Monday, November 11 is Veterans Day. With a large parade planned in Manhattan and other celebrations to honor our servicemen and woman across the nation, local Brooklyn veterans weighed in on why remembering the sacrifice of these brave individuals is important.
“Every one of us has put our lives on hold to go and serve our nation,” said Raymond Aalbue, a Vietnam-era veteran and vice chairperson of Brooklyn’s Memorial Day Parade Committee. “To celebrate and recognize, that is important.”
Aalbue is a former Air Force staff sergeant. He thoroughly believes remembering veterans is integrally important to the health of the country. Thanks to his involvement with the Memorial Day Parade, he is on the frontline of the effort to keep people involved in veteran appreciation, and he is immensely proud that over the past decades there’s been a change in the way in which the public recognizes and remembers veterans.

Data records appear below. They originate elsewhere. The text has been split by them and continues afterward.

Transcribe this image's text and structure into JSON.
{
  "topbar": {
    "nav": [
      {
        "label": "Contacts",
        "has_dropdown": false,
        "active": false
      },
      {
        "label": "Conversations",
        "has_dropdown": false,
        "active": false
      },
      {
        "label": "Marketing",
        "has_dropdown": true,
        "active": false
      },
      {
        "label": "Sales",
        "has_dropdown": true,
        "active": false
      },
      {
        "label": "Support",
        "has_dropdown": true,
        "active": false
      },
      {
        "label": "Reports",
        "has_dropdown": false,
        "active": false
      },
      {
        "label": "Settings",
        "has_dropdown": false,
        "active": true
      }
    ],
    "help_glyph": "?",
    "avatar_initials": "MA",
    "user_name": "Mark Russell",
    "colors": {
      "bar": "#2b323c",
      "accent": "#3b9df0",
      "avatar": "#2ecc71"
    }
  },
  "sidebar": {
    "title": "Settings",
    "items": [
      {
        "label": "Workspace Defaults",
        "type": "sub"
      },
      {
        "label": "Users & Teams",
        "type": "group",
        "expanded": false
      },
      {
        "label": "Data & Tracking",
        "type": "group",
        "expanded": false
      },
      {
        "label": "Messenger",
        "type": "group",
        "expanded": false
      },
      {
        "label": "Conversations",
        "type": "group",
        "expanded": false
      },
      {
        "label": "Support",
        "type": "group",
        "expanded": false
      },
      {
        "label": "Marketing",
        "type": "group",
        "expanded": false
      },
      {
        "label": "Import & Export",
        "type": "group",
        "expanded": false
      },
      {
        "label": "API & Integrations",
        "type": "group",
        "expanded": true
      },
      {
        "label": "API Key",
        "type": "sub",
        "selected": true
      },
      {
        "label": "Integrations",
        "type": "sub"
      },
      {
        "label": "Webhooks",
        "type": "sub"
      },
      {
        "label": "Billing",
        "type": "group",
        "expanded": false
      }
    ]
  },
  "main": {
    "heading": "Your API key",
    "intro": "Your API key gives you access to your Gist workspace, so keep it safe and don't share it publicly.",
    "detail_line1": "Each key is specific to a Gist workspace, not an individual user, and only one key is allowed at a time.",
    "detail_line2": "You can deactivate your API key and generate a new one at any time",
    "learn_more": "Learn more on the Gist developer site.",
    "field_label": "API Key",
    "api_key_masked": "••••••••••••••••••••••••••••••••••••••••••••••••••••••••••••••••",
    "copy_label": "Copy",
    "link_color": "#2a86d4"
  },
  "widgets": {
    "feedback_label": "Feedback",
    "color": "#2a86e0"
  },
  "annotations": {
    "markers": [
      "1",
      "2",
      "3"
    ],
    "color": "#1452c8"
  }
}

“Thing have definitely changed. Ten years ago, there were not to many people at the parade in Manhattan,” he said referring to that borough’s Veterans Day Parade. “The work of the United Veterans of New York and other organizations has changed that. Now the streets are packed.”
According to Aalbue, the stark realities presented by the U.S.’s current wars have also solidified the public’s appreciation. “People have to remember that it’s an all-volunteer army. These men and woman choose to go, and many more are appreciating it like they should.”
Barry Berger, a Vietnam War vet who served with the Army, believes remembering those who served is important for veterans as well as the public they protected. “The public should remember the guys who gave it all. It’s not very easy being a soldier,” he stressed.
Since his time in the armed forces, Berger says he has also noticed a great change in the level and way in which the public appreciates their soldiers.
“More people are involved in efforts for veterans,” he said. “People will often stop me while I’m wearing my veteran’s vest to say thank you.” He attributes this in part to the large amount of severely wounded troops returning from recent conflicts.
Because they have been saved by advanced field medical techniques, he claims the nation is being dramatically affected by seeing a larger number of war wounded than ever before. “People are seeing more of our wounded warriors,” Berger remarked. “They’re seeing the firsthand effects. They’re seeing what these soldiers go through. I, and more and more people, are giving them the credit they deserve.”
Anthony Giovinco, also a Vietnam vet, is proud that his nation is remembering those in today’s wars and past wars as well. He believes it was the difficulties faced and efforts taken by soldiers of his generation that helped to pave the way for a culture of respect for service people in today’s society.
“We were treated terribly, but we did everything we could to change that,” Giovinco said. He attributes this to efforts taken by veterans organizations as well as concerned citizens. “It is wonderful to see that, today, veterans from Korea, World War II, through Vietnam to Iraq and Afghanistan are getting the respect they deserve.”